Using Real Option Techniques in Appraisal to Value the Options Provided by Transport Networks.
A Cartea, A Meaney, C Riley, Oxera Consulting Ltd, UK; T Worsley, H Zamani, Department for Transport, UK
Transport networks provide value over and above user benefits by providing insurance against uncertain journey times and trip patterns. This paper examines whether this value can be captured using real option valuation techniques.
Those involved in transport modelling and appraisal are accustomed to assuming that users of transport networks choose between modes based on their relative generalised costs. Introducing a new mode, or enhancing an existing one changes this balance, and generates benefits, and it is the task of appraisal to seek to capture the expected value of these benefits.
However, in a world of uncertainty, the costs of using particular modes may vary, and in these circumstances the existence of modes provides value?even if users don?t expect to use them. For example, regular journeys can suffer from poor performance or unavailability of the preferred mode. At times of poor performance or unavailability, an alternative mode with a higher average generalised cost may be chosen if the generalised cost of the preferred mode rises above this level. By providing this option to the user of the preferred mode, the alternative mode is valued over and above its expected user benefits.
In addition, since journey patterns over time are uncertain, a regular user (eg, a commuter) of a mode values its operation outside of normal usage times (eg, at the weekends). Again, this option to the user has a value over and above expected user benefits.
Laird and Geurs presented a paper at the 2007 ETC, which summarised the evidence from around the world on option (and non-use) values associated with transport networks. Option values are provided by transport networks that offer alternative means of making a journey, or enable unexpected trip making. Non-use values reflect the importance to someone of transport services that they may never use. Both of these aspects were shown to be important in appraisal, with option and non-use values recommended in the paper representing 5-10% of the present value of benefits associated with a railway line reopening.
However, the evidence base available to the authors was limited?only six stated preference studies have been carried out to estimate transport option and/or non-use values, and of these only two distinguished between option and non-use values. Furthermore, the evidence base is mostly focused on the option and non-use values associated with bus or rail services, from the perspective of the household. So, options provided by roads, diversionary routes for rail freight, and taxi services for example, were not valued.
This paper examines the feasibility of using techniques developed to value financial and real options in transport appraisal. Financial options are derivative securities traded on financial markets, which give the bearer the right, but not the obligation to buy or sell an underlying asset at a point in the future. Real options (so called because they relate to ?real? situations or decisions, as opposed to financial assets) have become an important element of the economics of investment appraisal, and recognise the flexibility inherent in many assets, and the insurance this provides against uncertainty.
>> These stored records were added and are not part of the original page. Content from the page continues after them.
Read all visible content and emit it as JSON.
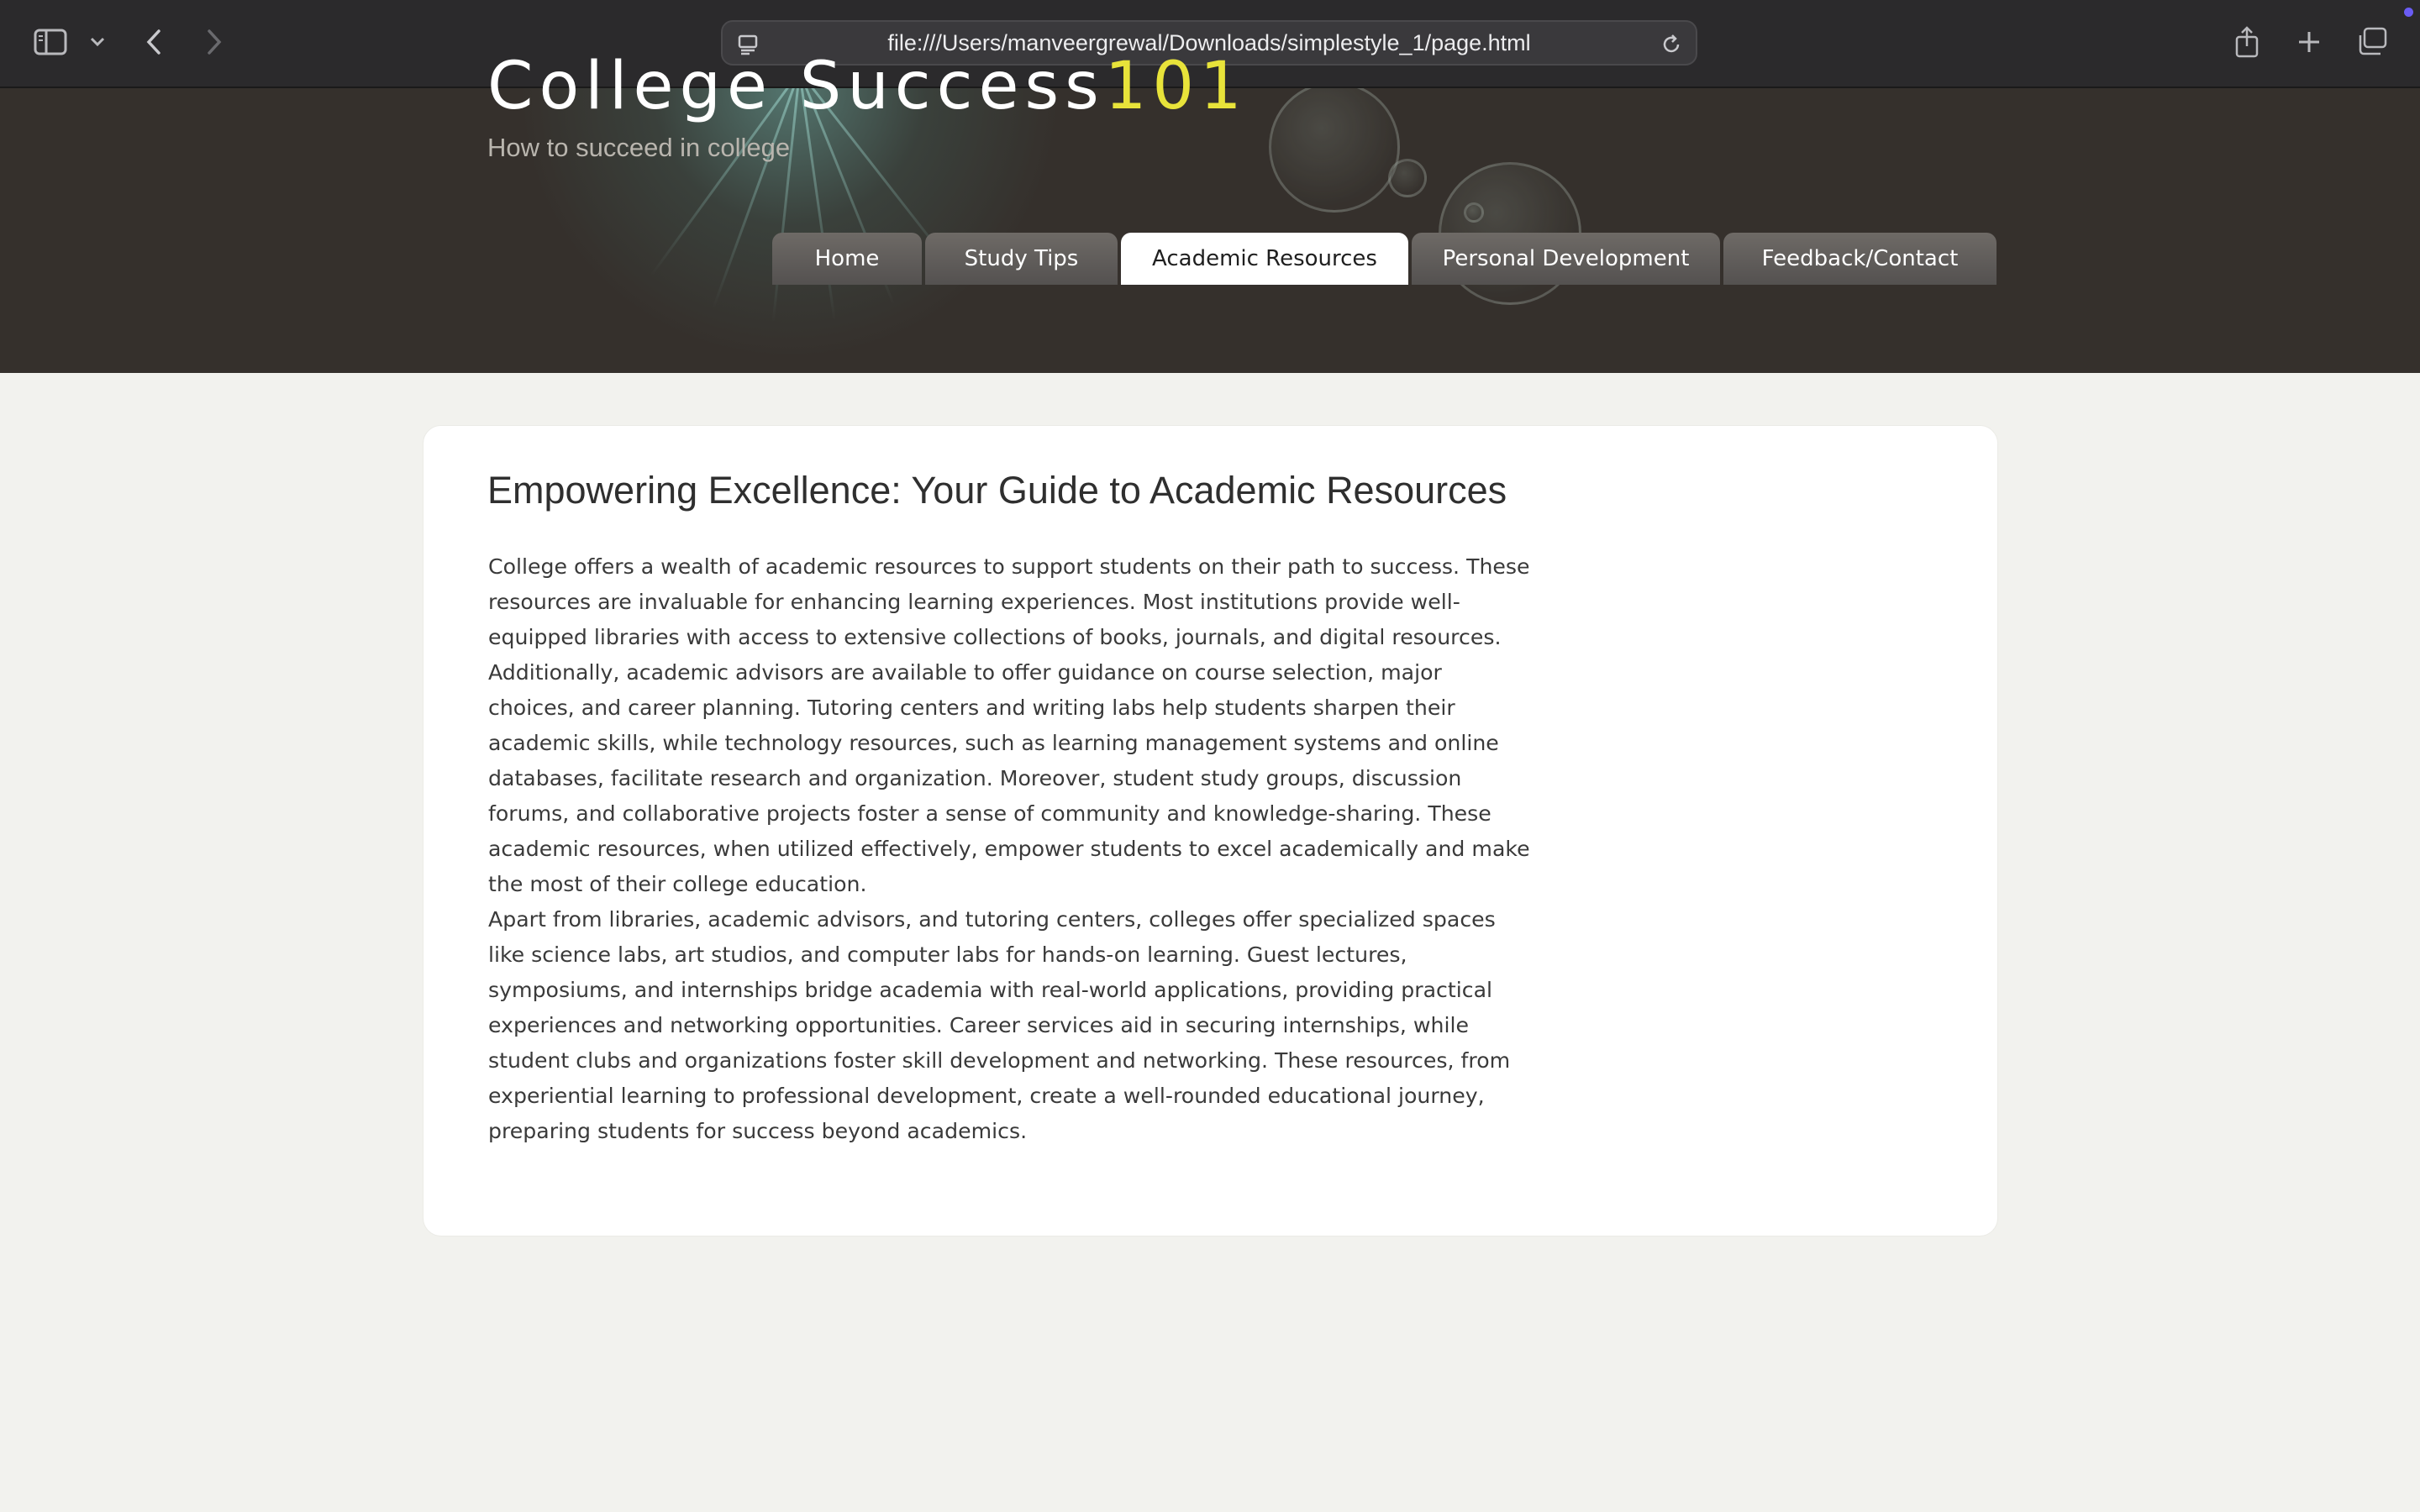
{
  "browser": {
    "url": "file:///Users/manveergrewal/Downloads/simplestyle_1/page.html",
    "icons": [
      "sidebar-icon",
      "chevron-down-icon",
      "back-icon",
      "forward-icon",
      "page-menu-icon",
      "reload-icon",
      "share-icon",
      "new-tab-icon",
      "tab-overview-icon"
    ]
  },
  "header": {
    "title_main": "College Success",
    "title_accent": "101",
    "tagline": "How to succeed in college",
    "accent_color": "#e8e33a"
  },
  "nav": {
    "items": [
      {
        "label": "Home",
        "active": false
      },
      {
        "label": "Study Tips",
        "active": false
      },
      {
        "label": "Academic Resources",
        "active": true
      },
      {
        "label": "Personal Development",
        "active": false
      },
      {
        "label": "Feedback/Contact",
        "active": false
      }
    ]
  },
  "main": {
    "heading": "Empowering Excellence: Your Guide to Academic Resources",
    "paragraphs": [
      "College offers a wealth of academic resources to support students on their path to success. These resources are invaluable for enhancing learning experiences. Most institutions provide well-equipped libraries with access to extensive collections of books, journals, and digital resources. Additionally, academic advisors are available to offer guidance on course selection, major choices, and career planning. Tutoring centers and writing labs help students sharpen their academic skills, while technology resources, such as learning management systems and online databases, facilitate research and organization. Moreover, student study groups, discussion forums, and collaborative projects foster a sense of community and knowledge-sharing. These academic resources, when utilized effectively, empower students to excel academically and make the most of their college education.",
      "Apart from libraries, academic advisors, and tutoring centers, colleges offer specialized spaces like science labs, art studios, and computer labs for hands-on learning. Guest lectures, symposiums, and internships bridge academia with real-world applications, providing practical experiences and networking opportunities. Career services aid in securing internships, while student clubs and organizations foster skill development and networking. These resources, from experiential learning to professional development, create a well-rounded educational journey, preparing students for success beyond academics."
    ]
  }
}
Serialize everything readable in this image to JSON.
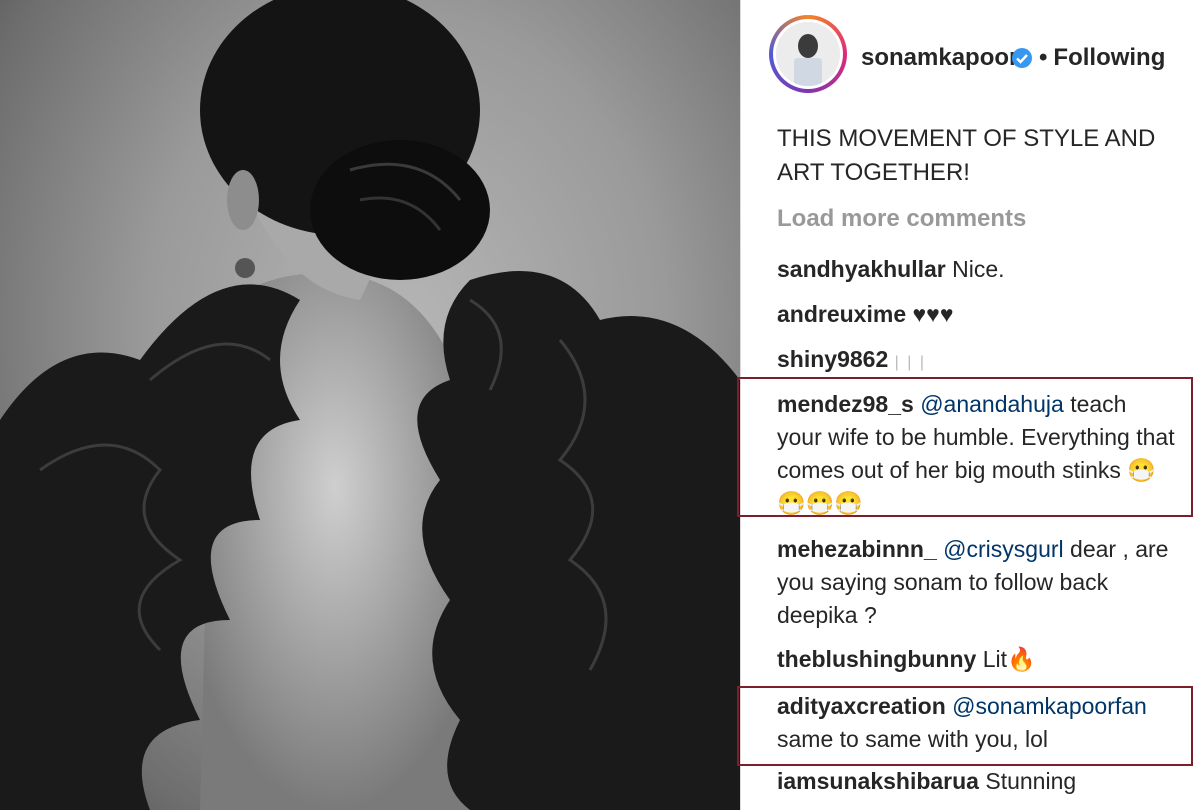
{
  "post": {
    "username": "sonamkapoor",
    "follow_status": "Following",
    "follow_separator": "•",
    "caption": "THIS MOVEMENT OF STYLE AND ART TOGETHER!",
    "load_more": "Load more comments"
  },
  "comments": [
    {
      "user": "sandhyakhullar",
      "mention": "",
      "text": "Nice."
    },
    {
      "user": "andreuxime",
      "mention": "",
      "text": "♥♥♥"
    },
    {
      "user": "shiny9862",
      "mention": "",
      "text": "| | |"
    },
    {
      "user": "mendez98_s",
      "mention": "@anandahuja",
      "text": "teach your wife to be humble. Everything that comes out of her big mouth stinks 😷😷😷😷"
    },
    {
      "user": "mehezabinnn_",
      "mention": "@crisysgurl",
      "text": "dear , are you saying sonam to follow back deepika ?"
    },
    {
      "user": "theblushingbunny",
      "mention": "",
      "text": "Lit🔥"
    },
    {
      "user": "adityaxcreation",
      "mention": "@sonamkapoorfan",
      "text": "same to same with you, lol"
    },
    {
      "user": "iamsunakshibarua",
      "mention": "",
      "text": "Stunning"
    }
  ],
  "colors": {
    "highlight_box": "#7a1f2b",
    "verified_badge": "#3897f0",
    "mention": "#003569"
  }
}
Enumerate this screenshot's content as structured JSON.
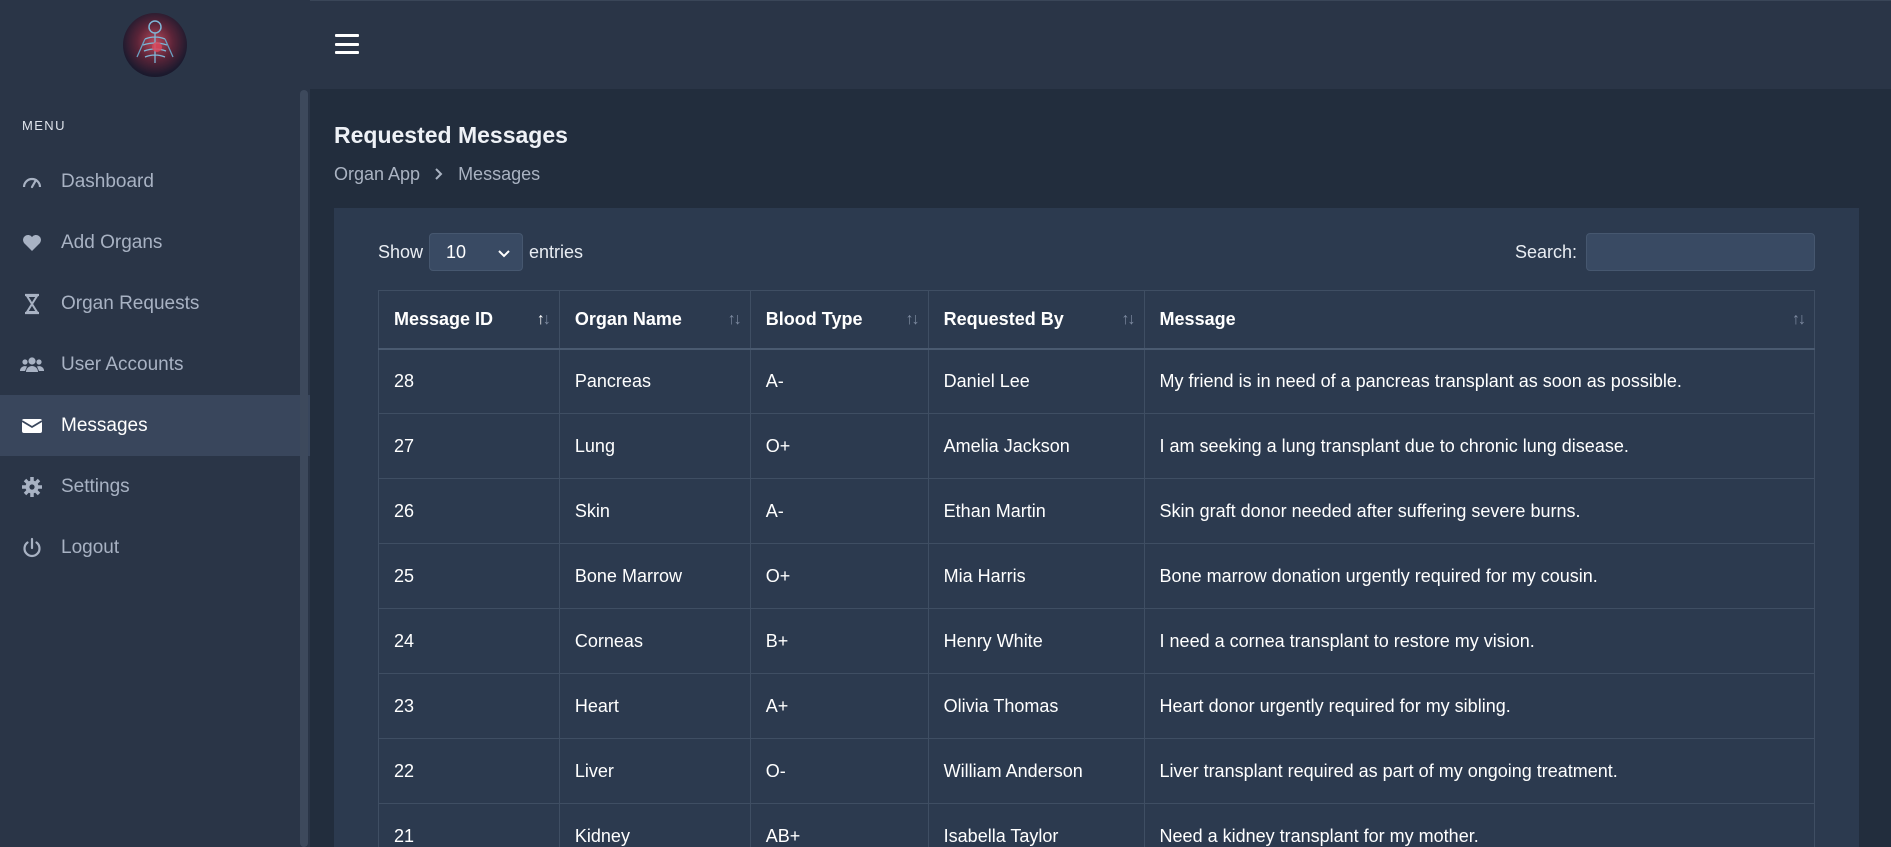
{
  "sidebar": {
    "menu_title": "MENU",
    "items": [
      {
        "label": "Dashboard",
        "icon": "gauge-icon",
        "active": false
      },
      {
        "label": "Add Organs",
        "icon": "heart-icon",
        "active": false
      },
      {
        "label": "Organ Requests",
        "icon": "hourglass-icon",
        "active": false
      },
      {
        "label": "User Accounts",
        "icon": "users-icon",
        "active": false
      },
      {
        "label": "Messages",
        "icon": "envelope-icon",
        "active": true
      },
      {
        "label": "Settings",
        "icon": "gear-icon",
        "active": false
      },
      {
        "label": "Logout",
        "icon": "power-icon",
        "active": false
      }
    ]
  },
  "header": {
    "title": "Requested Messages",
    "breadcrumb": [
      "Organ App",
      "Messages"
    ]
  },
  "table_controls": {
    "show_label": "Show",
    "entries_value": "10",
    "entries_label": "entries",
    "search_label": "Search:",
    "search_value": ""
  },
  "table": {
    "columns": [
      "Message ID",
      "Organ Name",
      "Blood Type",
      "Requested By",
      "Message"
    ],
    "rows": [
      [
        "28",
        "Pancreas",
        "A-",
        "Daniel Lee",
        "My friend is in need of a pancreas transplant as soon as possible."
      ],
      [
        "27",
        "Lung",
        "O+",
        "Amelia Jackson",
        "I am seeking a lung transplant due to chronic lung disease."
      ],
      [
        "26",
        "Skin",
        "A-",
        "Ethan Martin",
        "Skin graft donor needed after suffering severe burns."
      ],
      [
        "25",
        "Bone Marrow",
        "O+",
        "Mia Harris",
        "Bone marrow donation urgently required for my cousin."
      ],
      [
        "24",
        "Corneas",
        "B+",
        "Henry White",
        "I need a cornea transplant to restore my vision."
      ],
      [
        "23",
        "Heart",
        "A+",
        "Olivia Thomas",
        "Heart donor urgently required for my sibling."
      ],
      [
        "22",
        "Liver",
        "O-",
        "William Anderson",
        "Liver transplant required as part of my ongoing treatment."
      ],
      [
        "21",
        "Kidney",
        "AB+",
        "Isabella Taylor",
        "Need a kidney transplant for my mother."
      ]
    ]
  },
  "colors": {
    "sidebar_bg": "#2a3547",
    "active_item_bg": "#39465c",
    "card_bg": "#2c3a4f",
    "page_bg": "#222d3d"
  }
}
Just like real options, transport networks give users the right, but not the obligation to use them at some point in the future, at a given generalised cost. With data on the generalised costs of the two modes, and on the variability of generalised cost of the preferred mode, the value of the option provided by the alternative mode can be valued using real options techniques.
Similarly, since there is uncertainty about how often a user will need to travel, transport networks provide option value through enabling unexpected trip making. For leisure journeys, for example, there is a range of values of expected benefits associated with a particular destination, and with data on these values, and the generalised cost of the transport link to that destination, an option value can be generated using real options techniques.
This paper answers the following questions:
· What are the assumptions behind the valuation of financial options, and how are these altered for valuing real options?
· How well does this framework fit with the option and non-use values attributed to transport networks and can it be altered if necessary?
· Can the framework be applied to the case study in the Laird/Geurs paper?
· Are there further applications of this approach that provide insights across a wide range of transport contexts?
The paper will compare and contrast valuations obtained from the existing transport literature with indicative values from the financial/real options valuation approach, and will conclude with thoughts on the implications for appraisal.
Association for European Transport